BEGIN

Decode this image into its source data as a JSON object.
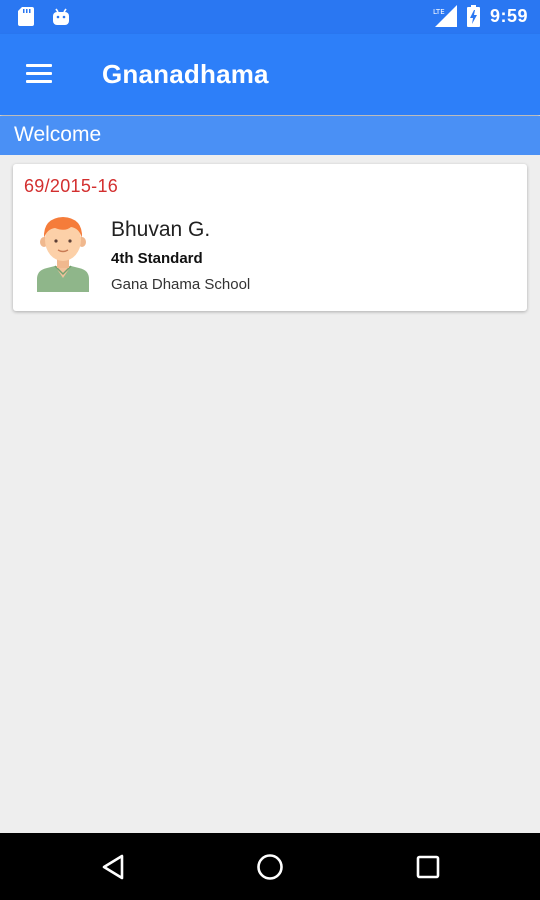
{
  "status_bar": {
    "time": "9:59",
    "icons": [
      "sd-card-icon",
      "android-icon",
      "lte-signal-icon",
      "battery-charging-icon"
    ]
  },
  "app_bar": {
    "title": "Gnanadhama",
    "menu_icon": "hamburger-menu-icon"
  },
  "welcome": {
    "text": "Welcome"
  },
  "student_card": {
    "id": "69/2015-16",
    "name": "Bhuvan G.",
    "class": "4th Standard",
    "school": "Gana Dhama School",
    "avatar_icon": "student-avatar-icon",
    "id_color": "#d32f2f"
  },
  "nav_bar": {
    "icons": [
      "back-icon",
      "home-icon",
      "recents-icon"
    ]
  },
  "colors": {
    "status_bar": "#2a77f2",
    "app_bar": "#2d7ff9",
    "welcome_bar": "#4a90f5",
    "background": "#eeeeee"
  }
}
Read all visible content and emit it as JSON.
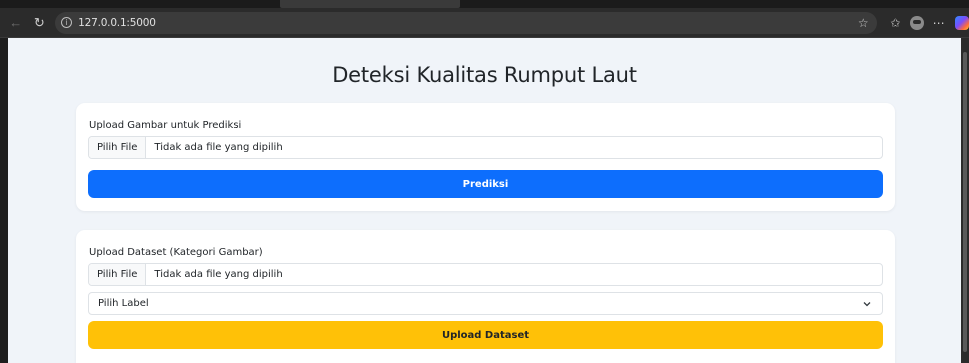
{
  "browser": {
    "url": "127.0.0.1:5000"
  },
  "page": {
    "title": "Deteksi Kualitas Rumput Laut"
  },
  "predict_card": {
    "label": "Upload Gambar untuk Prediksi",
    "file_button": "Pilih File",
    "file_status": "Tidak ada file yang dipilih",
    "submit_label": "Prediksi"
  },
  "dataset_card": {
    "label": "Upload Dataset (Kategori Gambar)",
    "file_button": "Pilih File",
    "file_status": "Tidak ada file yang dipilih",
    "select_value": "Pilih Label",
    "submit_label": "Upload Dataset"
  },
  "colors": {
    "primary": "#0d6efd",
    "warning": "#ffc107",
    "page_bg": "#f0f4f9"
  }
}
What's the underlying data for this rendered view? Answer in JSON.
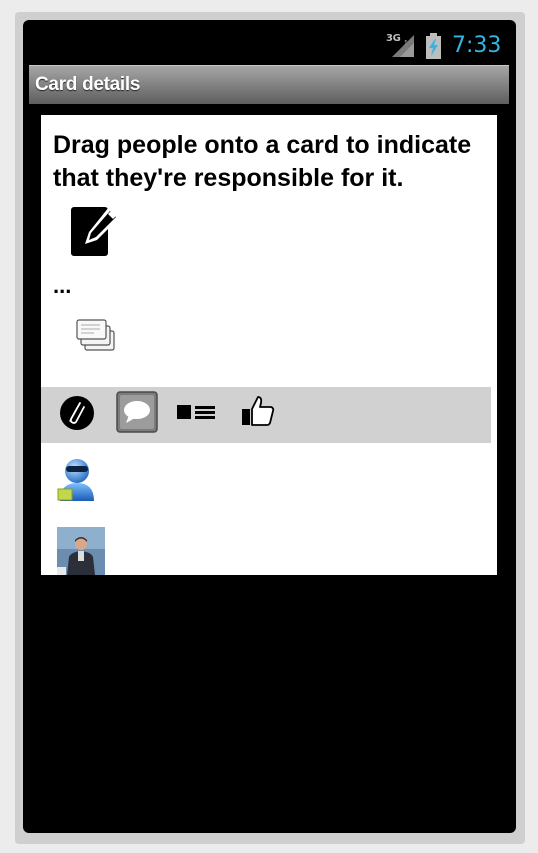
{
  "status_bar": {
    "network": "3G",
    "time": "7:33",
    "time_color": "#33b5e5"
  },
  "action_bar": {
    "title": "Card details"
  },
  "content": {
    "instruction": "Drag people onto a card to indicate that they're responsible for it.",
    "edit_icon": "edit-pencil-icon",
    "ellipsis": "...",
    "stack_icon": "card-stack-icon"
  },
  "toolbar": {
    "icons": [
      "attachment-icon",
      "comment-icon",
      "list-icon",
      "like-icon"
    ]
  },
  "people": [
    {
      "icon": "generic-user-icon"
    },
    {
      "icon": "user-photo"
    }
  ]
}
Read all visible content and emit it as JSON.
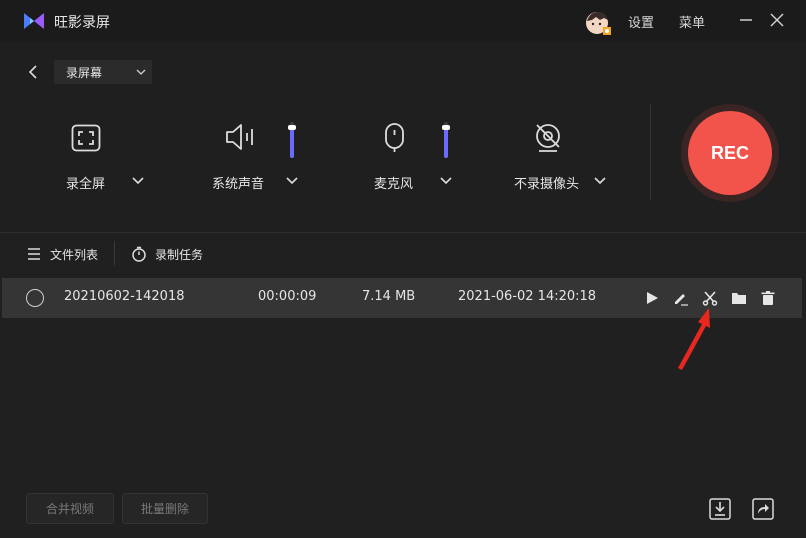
{
  "app": {
    "title": "旺影录屏",
    "settings_label": "设置",
    "menu_label": "菜单"
  },
  "toolbar": {
    "mode_select": "录屏幕"
  },
  "sources": [
    {
      "label": "录全屏",
      "icon": "fullscreen-icon"
    },
    {
      "label": "系统声音",
      "icon": "speaker-icon",
      "volume": 0.85
    },
    {
      "label": "麦克风",
      "icon": "microphone-icon",
      "volume": 0.85
    },
    {
      "label": "不录摄像头",
      "icon": "camera-off-icon"
    }
  ],
  "rec": {
    "label": "REC",
    "color": "#f2534a"
  },
  "tabs": [
    {
      "label": "文件列表",
      "icon": "list-icon"
    },
    {
      "label": "录制任务",
      "icon": "timer-icon"
    }
  ],
  "files": [
    {
      "name": "20210602-142018",
      "duration": "00:00:09",
      "size": "7.14 MB",
      "date": "2021-06-02 14:20:18",
      "actions": [
        "play-icon",
        "edit-icon",
        "scissors-icon",
        "folder-icon",
        "trash-icon"
      ]
    }
  ],
  "footer": {
    "merge_label": "合并视频",
    "batch_delete_label": "批量删除"
  },
  "colors": {
    "accent": "#6b6bff",
    "rec": "#f2534a",
    "annotation": "#e8281e"
  }
}
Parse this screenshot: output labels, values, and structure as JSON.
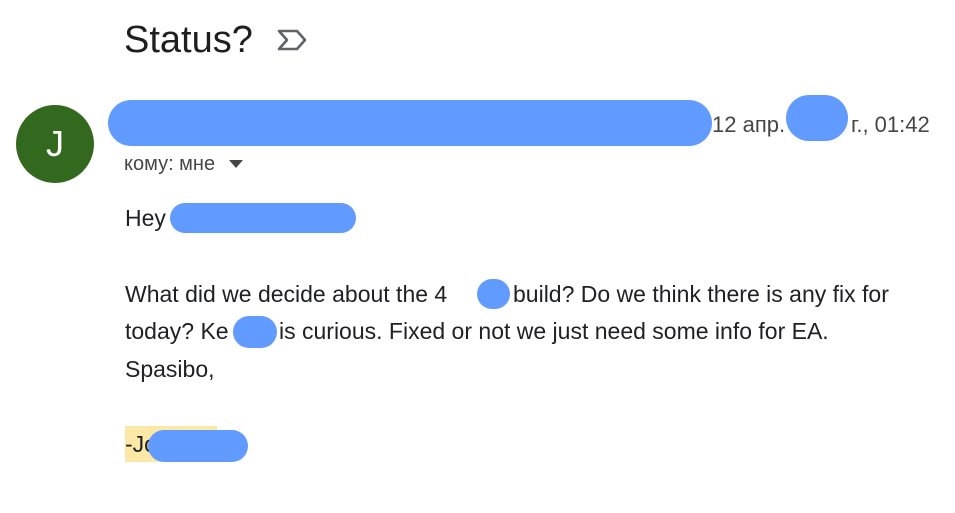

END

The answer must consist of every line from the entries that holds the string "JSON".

Worked solution:
Decode this image into its source data as a JSON object.
Read all visible content and emit it as JSON.
What's the underlying data for this rendered view? Answer in JSON.
Read all visible content and emit it as JSON.
Parse this screenshot: output labels, values, and structure as JSON.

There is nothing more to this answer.